Classic Covers:: 10 The covers of the classics on this recording are fantastic and quite unique. He has covered not only some of the traditional Christmas songs, such as “What Child is This?”, “Veni, Veni, Emmanuel (O Come, O Come Emmanuel)”, and “Let All Mortal Flesh Keep Silence”, but he has also re-introduced some of the lesser-known carols such as “Taladh Chriosda (The Christ Child Lullaby)”.
Musical Score:: 10 The music is rich and full, conveying a strong sense of flow and movement and has a deep texture to it. Listening to the album with eyes closed, one can almost imagine being back in the Middle Ages preparing to celebrate the Christ Mass. It begs to be played alongside a roaring fire on a cold evening.
Overall Holly Jolliness:: 8 While a fantastic album, it tends to lean in a more mellow direction. I am not sure I would score it very highly as a “holly jolly” one. That being said, I found myself exploring new and different aspects of Christ’s advent as a result of the carols chosen and how they were presented.
Total = 46. Not only is this album part of Santa’s personal collection, he’ll be dropping it off all over the world on Christmas Eve. But just in case you made the naughty list, better pick up a copy of Downe in Yon Forrest (or a DVD of Kemper Crabb’s live performance on PBS). Five hundred years old and people still wear to hear it, this is one album that you’ll not tire of hearing, season after season and year after year.
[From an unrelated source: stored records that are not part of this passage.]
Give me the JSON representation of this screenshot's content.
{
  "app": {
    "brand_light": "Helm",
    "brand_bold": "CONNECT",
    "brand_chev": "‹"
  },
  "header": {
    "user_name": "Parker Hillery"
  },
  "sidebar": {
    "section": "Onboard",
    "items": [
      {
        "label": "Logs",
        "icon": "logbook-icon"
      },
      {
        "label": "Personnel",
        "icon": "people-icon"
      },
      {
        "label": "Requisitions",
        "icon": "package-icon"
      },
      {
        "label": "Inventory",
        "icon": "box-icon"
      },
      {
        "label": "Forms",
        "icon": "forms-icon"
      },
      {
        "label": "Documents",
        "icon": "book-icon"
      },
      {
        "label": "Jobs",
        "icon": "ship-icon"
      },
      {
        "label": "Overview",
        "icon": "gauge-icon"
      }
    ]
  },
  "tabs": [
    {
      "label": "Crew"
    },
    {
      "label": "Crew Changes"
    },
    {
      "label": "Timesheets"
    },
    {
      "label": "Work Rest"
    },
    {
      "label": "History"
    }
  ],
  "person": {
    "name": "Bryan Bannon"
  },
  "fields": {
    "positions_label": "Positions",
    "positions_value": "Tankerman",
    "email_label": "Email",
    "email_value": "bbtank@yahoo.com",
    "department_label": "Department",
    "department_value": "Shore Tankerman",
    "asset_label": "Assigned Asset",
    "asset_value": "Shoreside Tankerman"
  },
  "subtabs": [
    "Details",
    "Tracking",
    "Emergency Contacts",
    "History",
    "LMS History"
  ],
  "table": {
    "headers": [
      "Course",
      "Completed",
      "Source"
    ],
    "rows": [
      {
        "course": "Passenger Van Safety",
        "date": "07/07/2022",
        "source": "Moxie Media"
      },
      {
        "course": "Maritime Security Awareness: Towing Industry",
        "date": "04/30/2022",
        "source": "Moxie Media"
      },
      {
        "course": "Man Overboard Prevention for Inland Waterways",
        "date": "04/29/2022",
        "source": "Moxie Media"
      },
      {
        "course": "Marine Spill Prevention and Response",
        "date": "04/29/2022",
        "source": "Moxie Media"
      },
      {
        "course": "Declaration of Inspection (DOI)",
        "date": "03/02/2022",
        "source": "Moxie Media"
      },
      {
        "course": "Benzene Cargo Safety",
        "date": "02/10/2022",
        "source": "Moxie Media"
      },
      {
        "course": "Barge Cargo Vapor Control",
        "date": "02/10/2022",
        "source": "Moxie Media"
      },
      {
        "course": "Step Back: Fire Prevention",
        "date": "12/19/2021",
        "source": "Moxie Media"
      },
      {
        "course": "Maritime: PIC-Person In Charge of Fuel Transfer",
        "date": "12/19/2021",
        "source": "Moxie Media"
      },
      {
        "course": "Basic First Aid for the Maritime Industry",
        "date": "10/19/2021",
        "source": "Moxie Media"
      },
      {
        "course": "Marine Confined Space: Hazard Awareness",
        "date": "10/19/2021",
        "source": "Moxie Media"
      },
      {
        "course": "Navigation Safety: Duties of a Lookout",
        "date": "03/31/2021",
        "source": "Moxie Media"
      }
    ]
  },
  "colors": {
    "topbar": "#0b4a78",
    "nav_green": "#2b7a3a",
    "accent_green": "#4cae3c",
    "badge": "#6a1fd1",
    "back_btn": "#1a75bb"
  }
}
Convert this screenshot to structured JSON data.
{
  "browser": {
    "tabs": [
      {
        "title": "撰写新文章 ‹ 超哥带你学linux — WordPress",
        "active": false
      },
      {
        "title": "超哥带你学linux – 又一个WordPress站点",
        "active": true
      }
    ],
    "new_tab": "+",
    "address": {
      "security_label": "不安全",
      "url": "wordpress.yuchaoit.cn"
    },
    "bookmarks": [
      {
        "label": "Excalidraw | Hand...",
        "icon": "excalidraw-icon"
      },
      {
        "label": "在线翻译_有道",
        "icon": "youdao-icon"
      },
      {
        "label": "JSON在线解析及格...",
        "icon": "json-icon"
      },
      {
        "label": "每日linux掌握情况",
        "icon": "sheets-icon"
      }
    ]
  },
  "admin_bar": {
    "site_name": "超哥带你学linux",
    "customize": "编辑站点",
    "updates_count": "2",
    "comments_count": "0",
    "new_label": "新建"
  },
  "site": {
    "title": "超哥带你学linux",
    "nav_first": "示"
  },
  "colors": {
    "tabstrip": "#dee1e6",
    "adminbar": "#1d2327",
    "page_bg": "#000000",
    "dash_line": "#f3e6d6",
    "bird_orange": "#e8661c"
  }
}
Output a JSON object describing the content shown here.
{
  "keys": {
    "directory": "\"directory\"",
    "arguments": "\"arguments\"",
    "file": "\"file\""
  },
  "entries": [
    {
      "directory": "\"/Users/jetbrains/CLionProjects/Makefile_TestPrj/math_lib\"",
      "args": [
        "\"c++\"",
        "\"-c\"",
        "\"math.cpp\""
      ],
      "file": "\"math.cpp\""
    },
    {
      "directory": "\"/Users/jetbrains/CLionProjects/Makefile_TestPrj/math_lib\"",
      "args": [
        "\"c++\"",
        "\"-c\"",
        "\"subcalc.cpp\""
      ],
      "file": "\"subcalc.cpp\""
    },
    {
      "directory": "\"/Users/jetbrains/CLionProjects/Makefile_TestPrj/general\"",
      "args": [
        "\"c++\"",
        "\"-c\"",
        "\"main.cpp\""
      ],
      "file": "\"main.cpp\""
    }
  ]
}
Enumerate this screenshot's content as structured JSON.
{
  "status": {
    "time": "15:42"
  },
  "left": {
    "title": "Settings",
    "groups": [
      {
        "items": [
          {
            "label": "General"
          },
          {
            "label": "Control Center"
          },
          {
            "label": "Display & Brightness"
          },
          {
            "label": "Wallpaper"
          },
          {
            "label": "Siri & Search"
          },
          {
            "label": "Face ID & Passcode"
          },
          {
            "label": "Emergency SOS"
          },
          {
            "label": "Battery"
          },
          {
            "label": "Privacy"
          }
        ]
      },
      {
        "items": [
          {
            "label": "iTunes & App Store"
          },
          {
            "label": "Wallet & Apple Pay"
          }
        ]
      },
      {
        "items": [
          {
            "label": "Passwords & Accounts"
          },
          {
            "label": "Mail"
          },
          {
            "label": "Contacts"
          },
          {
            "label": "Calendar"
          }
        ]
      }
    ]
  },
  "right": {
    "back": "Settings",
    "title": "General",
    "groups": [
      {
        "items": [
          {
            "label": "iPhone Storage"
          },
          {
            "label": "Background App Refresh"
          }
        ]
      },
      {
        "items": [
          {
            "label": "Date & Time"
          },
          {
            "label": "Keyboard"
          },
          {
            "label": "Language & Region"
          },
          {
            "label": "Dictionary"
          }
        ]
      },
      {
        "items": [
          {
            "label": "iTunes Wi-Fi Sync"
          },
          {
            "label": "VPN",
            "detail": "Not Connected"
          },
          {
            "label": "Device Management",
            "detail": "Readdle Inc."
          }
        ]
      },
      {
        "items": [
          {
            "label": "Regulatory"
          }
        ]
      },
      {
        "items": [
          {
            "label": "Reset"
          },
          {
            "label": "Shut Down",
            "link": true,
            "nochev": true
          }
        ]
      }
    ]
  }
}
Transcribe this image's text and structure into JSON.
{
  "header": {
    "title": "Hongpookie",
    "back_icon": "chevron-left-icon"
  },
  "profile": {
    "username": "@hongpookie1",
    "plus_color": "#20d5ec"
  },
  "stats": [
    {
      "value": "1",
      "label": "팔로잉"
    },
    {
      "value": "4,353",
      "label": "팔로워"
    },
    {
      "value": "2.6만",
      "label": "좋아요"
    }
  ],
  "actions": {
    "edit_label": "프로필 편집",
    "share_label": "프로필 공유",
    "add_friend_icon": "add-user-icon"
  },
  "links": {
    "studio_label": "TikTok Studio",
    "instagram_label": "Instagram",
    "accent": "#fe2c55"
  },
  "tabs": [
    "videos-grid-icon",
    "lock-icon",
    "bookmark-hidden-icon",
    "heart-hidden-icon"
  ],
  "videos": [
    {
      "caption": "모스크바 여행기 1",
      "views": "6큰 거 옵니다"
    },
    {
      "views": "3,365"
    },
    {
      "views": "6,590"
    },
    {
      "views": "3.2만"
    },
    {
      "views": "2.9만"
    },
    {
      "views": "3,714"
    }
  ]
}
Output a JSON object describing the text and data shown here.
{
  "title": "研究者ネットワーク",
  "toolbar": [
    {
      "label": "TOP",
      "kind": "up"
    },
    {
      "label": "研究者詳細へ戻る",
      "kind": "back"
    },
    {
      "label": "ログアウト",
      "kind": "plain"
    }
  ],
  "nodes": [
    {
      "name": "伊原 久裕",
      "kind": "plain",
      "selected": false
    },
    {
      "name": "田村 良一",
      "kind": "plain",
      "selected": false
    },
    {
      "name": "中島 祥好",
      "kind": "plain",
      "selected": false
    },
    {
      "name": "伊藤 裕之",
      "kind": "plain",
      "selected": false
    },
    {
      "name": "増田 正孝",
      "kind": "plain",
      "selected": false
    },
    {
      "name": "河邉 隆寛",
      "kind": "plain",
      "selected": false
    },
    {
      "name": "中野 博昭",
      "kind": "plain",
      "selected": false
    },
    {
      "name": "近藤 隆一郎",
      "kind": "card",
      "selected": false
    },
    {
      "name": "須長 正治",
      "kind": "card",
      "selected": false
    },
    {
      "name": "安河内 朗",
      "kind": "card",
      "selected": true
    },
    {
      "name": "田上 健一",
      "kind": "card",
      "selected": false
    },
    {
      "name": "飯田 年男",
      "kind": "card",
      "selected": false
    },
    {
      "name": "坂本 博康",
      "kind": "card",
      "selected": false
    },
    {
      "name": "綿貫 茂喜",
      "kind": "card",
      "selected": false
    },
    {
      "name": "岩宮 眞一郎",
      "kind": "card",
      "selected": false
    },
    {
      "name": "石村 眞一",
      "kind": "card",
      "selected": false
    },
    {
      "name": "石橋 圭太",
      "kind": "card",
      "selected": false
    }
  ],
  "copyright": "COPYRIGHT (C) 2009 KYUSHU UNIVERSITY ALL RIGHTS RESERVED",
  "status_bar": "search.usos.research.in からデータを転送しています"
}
To read our review guide lines, go here.
0 thoughts on “Review:: Downe in Yon Forrest – Kemper Crabb”
Just curious… do you know if this CD is significantly different from Kemper’s “A Medieval Christmas” CD? I love it, but the song selection is very similar. Thanks.
Barry, I don’t know. Hopefully someone else reading this review can let you know. Sorry! Amy @BSW
Okay, thanks. I’ll check back in case someone comments.
Hey, Barry, this is Kemper Crabb. In answer to your question, this is a different recording from my A Medieval Christmas CD, though some of the songs are the same, The reason for this is that Downe In Yon Forrest is the soundtrack to a national Christmas special I recorded for PBS (which is currently showing across the country; you can go to kempercrabb.com for local PBS playtimes if you’re interested). The recordings are, in my estimation, much better in terms of arrangement and playing, as well as having been recorded in a much superior fashion than the older recording. I hope that helps answer your question. Many thanks to David Garrison and Backseat Writer for the very kind review posted here. Pax Christi.
I have both “Medieval Christmas” and “Downe in Yon Forrest”. Although a lot of the song selection is the same the arrangements are different and the production, while still acoustic and “medieval/folk”, sounds very different. I would consider Downe to be definitive. In fact, after having listened to it many, many times I can tell you I can’t listen to “Medieval Christmas”. The performances are sooo much better and the quality of the audio is astounding.
If you only want to have one it should be “Downe in Yon Forrest”.
Hi, Kemper. Thanks for the clarification. A friend of mine challenged me recently to name my 10 favorite Christian albums of the 80s. Two of your recordings were on my list. Based on your description, I’m sure I’ll pick up the new Christmas CD as well. Thanks again for the reply.
Thanks for sharing your thoughts, too. You’ve got me worried, though. I like “A Medieval Christmas” so much that I can’t imagine not listening to it any more!
I am currently watching the PBS special. It is my first exposure to Kemper Crabb’s music and an instant favorite. There is no doubt I will be getting this album (or the DVD). I have a couple other “Medieval” type albums and this blows them away. I love having the narrative about the history. As a musician I am so moved by the quality and beauty I can’t imagine going another Christmas without it.